Task goal:
If an entry holds a picture, leave the picture out and output everything else exactly.

Exercise input:

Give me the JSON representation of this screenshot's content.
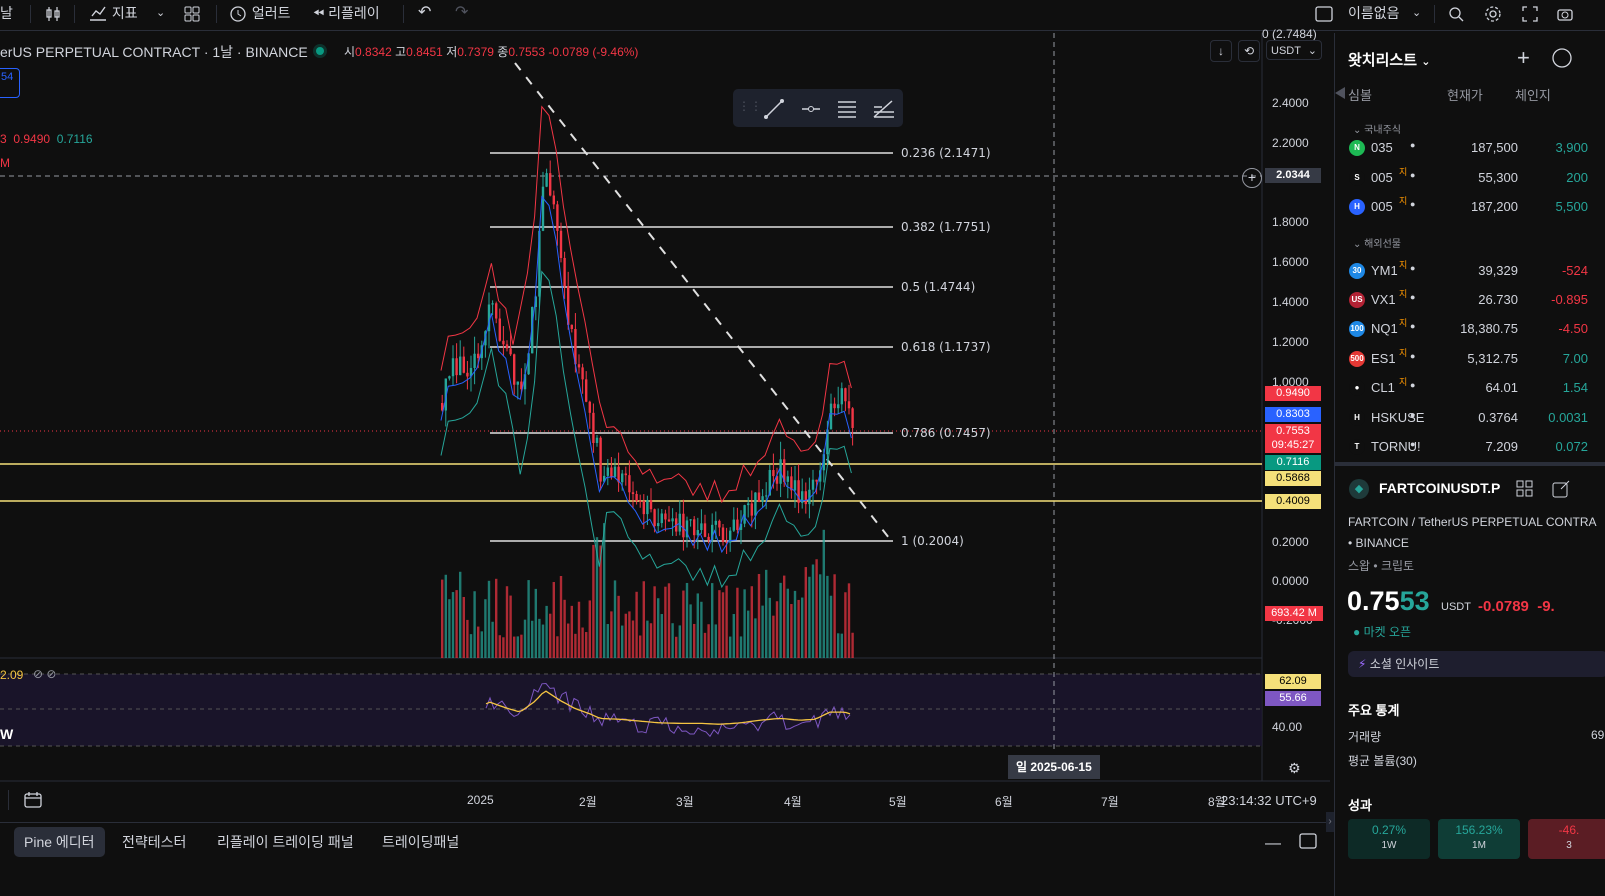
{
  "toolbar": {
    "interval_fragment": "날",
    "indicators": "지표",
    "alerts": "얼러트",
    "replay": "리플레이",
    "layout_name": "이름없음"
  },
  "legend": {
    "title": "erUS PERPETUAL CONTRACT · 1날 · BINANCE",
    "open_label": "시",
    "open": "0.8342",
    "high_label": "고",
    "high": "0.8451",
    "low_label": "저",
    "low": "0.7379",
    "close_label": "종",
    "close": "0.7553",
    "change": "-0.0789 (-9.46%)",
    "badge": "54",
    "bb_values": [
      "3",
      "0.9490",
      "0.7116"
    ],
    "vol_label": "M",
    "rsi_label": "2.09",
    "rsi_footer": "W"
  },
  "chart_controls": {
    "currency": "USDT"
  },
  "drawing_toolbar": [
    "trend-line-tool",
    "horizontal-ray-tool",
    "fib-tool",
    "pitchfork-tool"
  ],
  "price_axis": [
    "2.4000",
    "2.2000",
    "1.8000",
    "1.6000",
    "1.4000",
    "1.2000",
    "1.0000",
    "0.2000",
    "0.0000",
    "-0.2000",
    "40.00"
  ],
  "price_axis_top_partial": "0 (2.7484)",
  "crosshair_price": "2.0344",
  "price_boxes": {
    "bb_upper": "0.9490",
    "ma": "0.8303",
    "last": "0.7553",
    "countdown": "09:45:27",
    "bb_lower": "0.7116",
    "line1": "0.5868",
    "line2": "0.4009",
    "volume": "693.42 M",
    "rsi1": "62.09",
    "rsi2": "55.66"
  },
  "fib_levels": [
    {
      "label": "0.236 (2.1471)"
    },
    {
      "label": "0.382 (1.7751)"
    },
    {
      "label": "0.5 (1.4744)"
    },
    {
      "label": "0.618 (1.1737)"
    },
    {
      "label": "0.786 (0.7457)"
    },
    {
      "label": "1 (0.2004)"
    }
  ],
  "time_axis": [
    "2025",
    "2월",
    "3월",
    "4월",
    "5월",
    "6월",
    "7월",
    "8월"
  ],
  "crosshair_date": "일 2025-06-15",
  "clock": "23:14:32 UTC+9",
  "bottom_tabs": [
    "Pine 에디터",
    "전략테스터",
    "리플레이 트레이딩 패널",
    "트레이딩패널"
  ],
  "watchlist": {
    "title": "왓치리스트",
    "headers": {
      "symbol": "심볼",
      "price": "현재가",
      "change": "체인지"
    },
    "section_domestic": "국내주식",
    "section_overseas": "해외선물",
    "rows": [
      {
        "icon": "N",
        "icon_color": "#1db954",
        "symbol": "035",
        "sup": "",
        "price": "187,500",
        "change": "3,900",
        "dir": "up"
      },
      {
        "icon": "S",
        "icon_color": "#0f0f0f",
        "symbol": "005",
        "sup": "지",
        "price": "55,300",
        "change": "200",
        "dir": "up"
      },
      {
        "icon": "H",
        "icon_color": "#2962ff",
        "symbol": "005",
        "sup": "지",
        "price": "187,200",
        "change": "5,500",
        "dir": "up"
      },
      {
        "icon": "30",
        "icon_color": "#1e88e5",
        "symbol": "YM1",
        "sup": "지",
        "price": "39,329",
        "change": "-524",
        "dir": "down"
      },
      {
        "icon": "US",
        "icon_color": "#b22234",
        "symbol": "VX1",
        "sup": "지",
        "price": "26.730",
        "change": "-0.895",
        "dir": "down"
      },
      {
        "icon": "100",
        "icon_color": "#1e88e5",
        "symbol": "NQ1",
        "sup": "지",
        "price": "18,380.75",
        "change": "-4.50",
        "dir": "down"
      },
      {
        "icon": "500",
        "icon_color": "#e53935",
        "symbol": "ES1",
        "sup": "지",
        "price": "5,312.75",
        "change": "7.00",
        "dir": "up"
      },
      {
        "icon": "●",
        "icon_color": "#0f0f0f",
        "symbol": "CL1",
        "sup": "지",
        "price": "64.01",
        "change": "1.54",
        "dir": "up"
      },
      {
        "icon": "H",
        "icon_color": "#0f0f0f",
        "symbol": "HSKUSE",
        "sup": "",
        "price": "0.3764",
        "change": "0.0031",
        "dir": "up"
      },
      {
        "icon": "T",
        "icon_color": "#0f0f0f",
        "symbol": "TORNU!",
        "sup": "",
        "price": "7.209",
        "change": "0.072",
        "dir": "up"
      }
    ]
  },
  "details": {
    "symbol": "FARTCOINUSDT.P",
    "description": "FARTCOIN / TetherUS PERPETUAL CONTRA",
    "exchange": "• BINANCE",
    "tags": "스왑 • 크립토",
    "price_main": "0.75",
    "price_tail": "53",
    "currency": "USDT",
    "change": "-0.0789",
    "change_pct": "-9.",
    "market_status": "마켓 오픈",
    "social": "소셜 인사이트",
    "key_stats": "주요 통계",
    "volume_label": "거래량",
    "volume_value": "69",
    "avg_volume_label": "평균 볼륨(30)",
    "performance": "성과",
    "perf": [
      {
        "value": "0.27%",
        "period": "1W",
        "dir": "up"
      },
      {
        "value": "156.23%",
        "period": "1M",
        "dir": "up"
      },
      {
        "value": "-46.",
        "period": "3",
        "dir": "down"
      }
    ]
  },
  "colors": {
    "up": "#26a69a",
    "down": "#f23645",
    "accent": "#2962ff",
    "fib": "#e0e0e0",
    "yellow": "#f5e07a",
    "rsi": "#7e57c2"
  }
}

Result for this exercise:
Give me the JSON representation of this screenshot's content.
{
  "toolbar": {
    "interval_fragment": "날",
    "indicators": "지표",
    "alerts": "얼러트",
    "replay": "리플레이",
    "layout_name": "이름없음"
  },
  "legend": {
    "title": "erUS PERPETUAL CONTRACT · 1날 · BINANCE",
    "open_label": "시",
    "open": "0.8342",
    "high_label": "고",
    "high": "0.8451",
    "low_label": "저",
    "low": "0.7379",
    "close_label": "종",
    "close": "0.7553",
    "change": "-0.0789 (-9.46%)",
    "badge": "54",
    "bb_values": [
      "3",
      "0.9490",
      "0.7116"
    ],
    "vol_label": "M",
    "rsi_label": "2.09",
    "rsi_footer": "W"
  },
  "chart_controls": {
    "currency": "USDT"
  },
  "drawing_toolbar": [
    "trend-line-tool",
    "horizontal-ray-tool",
    "fib-tool",
    "pitchfork-tool"
  ],
  "price_axis": [
    "2.4000",
    "2.2000",
    "1.8000",
    "1.6000",
    "1.4000",
    "1.2000",
    "1.0000",
    "0.2000",
    "0.0000",
    "-0.2000",
    "40.00"
  ],
  "price_axis_top_partial": "0 (2.7484)",
  "crosshair_price": "2.0344",
  "price_boxes": {
    "bb_upper": "0.9490",
    "ma": "0.8303",
    "last": "0.7553",
    "countdown": "09:45:27",
    "bb_lower": "0.7116",
    "line1": "0.5868",
    "line2": "0.4009",
    "volume": "693.42 M",
    "rsi1": "62.09",
    "rsi2": "55.66"
  },
  "fib_levels": [
    {
      "label": "0.236 (2.1471)"
    },
    {
      "label": "0.382 (1.7751)"
    },
    {
      "label": "0.5 (1.4744)"
    },
    {
      "label": "0.618 (1.1737)"
    },
    {
      "label": "0.786 (0.7457)"
    },
    {
      "label": "1 (0.2004)"
    }
  ],
  "time_axis": [
    "2025",
    "2월",
    "3월",
    "4월",
    "5월",
    "6월",
    "7월",
    "8월"
  ],
  "crosshair_date": "일 2025-06-15",
  "clock": "23:14:32 UTC+9",
  "bottom_tabs": [
    "Pine 에디터",
    "전략테스터",
    "리플레이 트레이딩 패널",
    "트레이딩패널"
  ],
  "watchlist": {
    "title": "왓치리스트",
    "headers": {
      "symbol": "심볼",
      "price": "현재가",
      "change": "체인지"
    },
    "section_domestic": "국내주식",
    "section_overseas": "해외선물",
    "rows": [
      {
        "icon": "N",
        "icon_color": "#1db954",
        "symbol": "035",
        "sup": "",
        "price": "187,500",
        "change": "3,900",
        "dir": "up"
      },
      {
        "icon": "S",
        "icon_color": "#0f0f0f",
        "symbol": "005",
        "sup": "지",
        "price": "55,300",
        "change": "200",
        "dir": "up"
      },
      {
        "icon": "H",
        "icon_color": "#2962ff",
        "symbol": "005",
        "sup": "지",
        "price": "187,200",
        "change": "5,500",
        "dir": "up"
      },
      {
        "icon": "30",
        "icon_color": "#1e88e5",
        "symbol": "YM1",
        "sup": "지",
        "price": "39,329",
        "change": "-524",
        "dir": "down"
      },
      {
        "icon": "US",
        "icon_color": "#b22234",
        "symbol": "VX1",
        "sup": "지",
        "price": "26.730",
        "change": "-0.895",
        "dir": "down"
      },
      {
        "icon": "100",
        "icon_color": "#1e88e5",
        "symbol": "NQ1",
        "sup": "지",
        "price": "18,380.75",
        "change": "-4.50",
        "dir": "down"
      },
      {
        "icon": "500",
        "icon_color": "#e53935",
        "symbol": "ES1",
        "sup": "지",
        "price": "5,312.75",
        "change": "7.00",
        "dir": "up"
      },
      {
        "icon": "●",
        "icon_color": "#0f0f0f",
        "symbol": "CL1",
        "sup": "지",
        "price": "64.01",
        "change": "1.54",
        "dir": "up"
      },
      {
        "icon": "H",
        "icon_color": "#0f0f0f",
        "symbol": "HSKUSE",
        "sup": "",
        "price": "0.3764",
        "change": "0.0031",
        "dir": "up"
      },
      {
        "icon": "T",
        "icon_color": "#0f0f0f",
        "symbol": "TORNU!",
        "sup": "",
        "price": "7.209",
        "change": "0.072",
        "dir": "up"
      }
    ]
  },
  "details": {
    "symbol": "FARTCOINUSDT.P",
    "description": "FARTCOIN / TetherUS PERPETUAL CONTRA",
    "exchange": "• BINANCE",
    "tags": "스왑 • 크립토",
    "price_main": "0.75",
    "price_tail": "53",
    "currency": "USDT",
    "change": "-0.0789",
    "change_pct": "-9.",
    "market_status": "마켓 오픈",
    "social": "소셜 인사이트",
    "key_stats": "주요 통계",
    "volume_label": "거래량",
    "volume_value": "69",
    "avg_volume_label": "평균 볼륨(30)",
    "performance": "성과",
    "perf": [
      {
        "value": "0.27%",
        "period": "1W",
        "dir": "up"
      },
      {
        "value": "156.23%",
        "period": "1M",
        "dir": "up"
      },
      {
        "value": "-46.",
        "period": "3",
        "dir": "down"
      }
    ]
  },
  "colors": {
    "up": "#26a69a",
    "down": "#f23645",
    "accent": "#2962ff",
    "fib": "#e0e0e0",
    "yellow": "#f5e07a",
    "rsi": "#7e57c2"
  }
}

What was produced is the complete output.